Schema object names
Updated: May 1, 2010
Applies To: Windows Server 2003, Windows Server 2003 R2, Windows Server 2003 with SP1, Windows Server 2003 with SP2
Schema object names
When extending the schema, you need to know how to reference schema objects. Both class and attribute schema objects can be referenced in several ways:
Lightweight Directory Access Protocol (LDAP) display name
LDAP display name
The Active Directory Schema snap-in and other administrative tools display the LDAP display name of objects. Programmers and system administrators use LDAP display names to reference objects programmatically. The LDAP display name typically consists of two or more words combined. When the name consists of multiple words, subsequent words in the name are identified using capitalization. Example LDAP display names are mailAddress and machinePasswordChangeInterval. The LDAP display name is guaranteed to be unique for each object.
The common name is a more readable version of the LDAP display name. The common names of the two attributes used in the previous example are SMTP-Mail-Address and Machine-Password-Change-Interval. Common names are guaranteed to be unique within a container.
An object identifier (also known as OID) is issued by an issuing authority such as the International Organization for Standardization (ISO) or the American National Standards Institute (ANSI). For example, the object identifier for the SMTP-Mail-Address attribute is 1.2.840.1135188.8.131.526. Every object identifier must be unique. For more information about ISO, see the International Organization for Standardization Web site.
When extending your schema, you can register new object identifiers through Microsoft. For more information, see the Microsoft Web site.
Schema object naming rules
To help standardize schema naming conventions, Microsoft strongly suggests that schema extensions adhere to naming rules for both the LDAP Display Name and the Common Name. To qualify as "Certified for Windows," an application that extends the schema must adhere to these naming rules. For more information, see the Active Directory chapter of the certification program documentation at the Microsoft Web site. See also the Active Directory Programmer's Guide at the Microsoft Web site.
Message queuing aliases
A message queuing alias is an object in Active Directory that can be used to reference queues which might not be listed in Active Directory. For example, a queuing alias can be used to reference a private queue within the context of a distribution list. You can create a queuing alias by using Active Directory Users and Computers.

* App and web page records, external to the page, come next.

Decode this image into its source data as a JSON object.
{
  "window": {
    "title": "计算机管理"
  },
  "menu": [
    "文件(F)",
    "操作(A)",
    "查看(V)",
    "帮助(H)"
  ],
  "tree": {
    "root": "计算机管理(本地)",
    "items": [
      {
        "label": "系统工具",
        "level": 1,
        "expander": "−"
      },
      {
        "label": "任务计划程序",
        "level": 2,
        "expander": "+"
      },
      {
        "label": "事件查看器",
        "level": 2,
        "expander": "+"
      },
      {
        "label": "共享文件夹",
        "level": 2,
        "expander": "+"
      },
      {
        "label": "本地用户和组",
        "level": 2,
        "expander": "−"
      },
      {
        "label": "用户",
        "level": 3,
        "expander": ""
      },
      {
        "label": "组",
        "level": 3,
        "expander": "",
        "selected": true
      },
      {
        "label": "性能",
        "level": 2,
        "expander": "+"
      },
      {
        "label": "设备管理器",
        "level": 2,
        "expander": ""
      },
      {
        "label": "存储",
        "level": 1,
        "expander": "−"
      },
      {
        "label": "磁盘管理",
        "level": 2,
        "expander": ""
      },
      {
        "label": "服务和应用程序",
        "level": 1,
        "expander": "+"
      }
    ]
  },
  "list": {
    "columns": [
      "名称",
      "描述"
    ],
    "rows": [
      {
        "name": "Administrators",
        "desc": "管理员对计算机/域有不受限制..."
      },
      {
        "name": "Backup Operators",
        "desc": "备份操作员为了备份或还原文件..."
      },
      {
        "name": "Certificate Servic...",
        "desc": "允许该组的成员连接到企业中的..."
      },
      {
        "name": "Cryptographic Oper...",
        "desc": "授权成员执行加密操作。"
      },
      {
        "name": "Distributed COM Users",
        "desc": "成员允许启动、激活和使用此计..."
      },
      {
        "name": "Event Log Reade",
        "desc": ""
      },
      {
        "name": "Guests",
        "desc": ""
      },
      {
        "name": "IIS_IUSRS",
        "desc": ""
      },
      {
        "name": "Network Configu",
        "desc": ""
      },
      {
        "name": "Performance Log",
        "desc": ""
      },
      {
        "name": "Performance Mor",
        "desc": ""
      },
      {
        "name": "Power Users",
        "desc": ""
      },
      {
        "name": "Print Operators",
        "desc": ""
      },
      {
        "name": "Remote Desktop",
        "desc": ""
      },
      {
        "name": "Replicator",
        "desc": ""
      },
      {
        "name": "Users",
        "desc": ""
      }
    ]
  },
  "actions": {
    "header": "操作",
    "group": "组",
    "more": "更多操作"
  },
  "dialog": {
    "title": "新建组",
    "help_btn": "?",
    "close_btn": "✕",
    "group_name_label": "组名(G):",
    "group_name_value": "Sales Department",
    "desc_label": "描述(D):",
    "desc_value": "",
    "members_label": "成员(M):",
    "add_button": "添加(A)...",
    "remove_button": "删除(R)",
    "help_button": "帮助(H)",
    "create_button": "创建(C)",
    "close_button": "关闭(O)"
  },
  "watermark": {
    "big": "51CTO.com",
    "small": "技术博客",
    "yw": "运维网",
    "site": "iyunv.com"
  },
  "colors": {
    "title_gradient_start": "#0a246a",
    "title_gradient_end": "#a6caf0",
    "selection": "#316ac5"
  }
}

Using queuing aliases provides the following benefits:
When a queuing alias object is deleted, the alias is automatically removed from all distribution lists that reference the alias.
A queue referenced by a queuing alias can be changed without changing the alias.
Queuing aliases can be used to reference a queue not listed in the directory service, including private queues or queues from another organization.
Queuing aliases can be used to send http messages by referencing the destination queue using a direct format name.
A queuing alias object has a single attribute, a format name that references a queue. Queuing aliases can contain public, private, and direct format names. The format name for the queue cannot exceed 255 characters. For more information, see Using Message Queuing.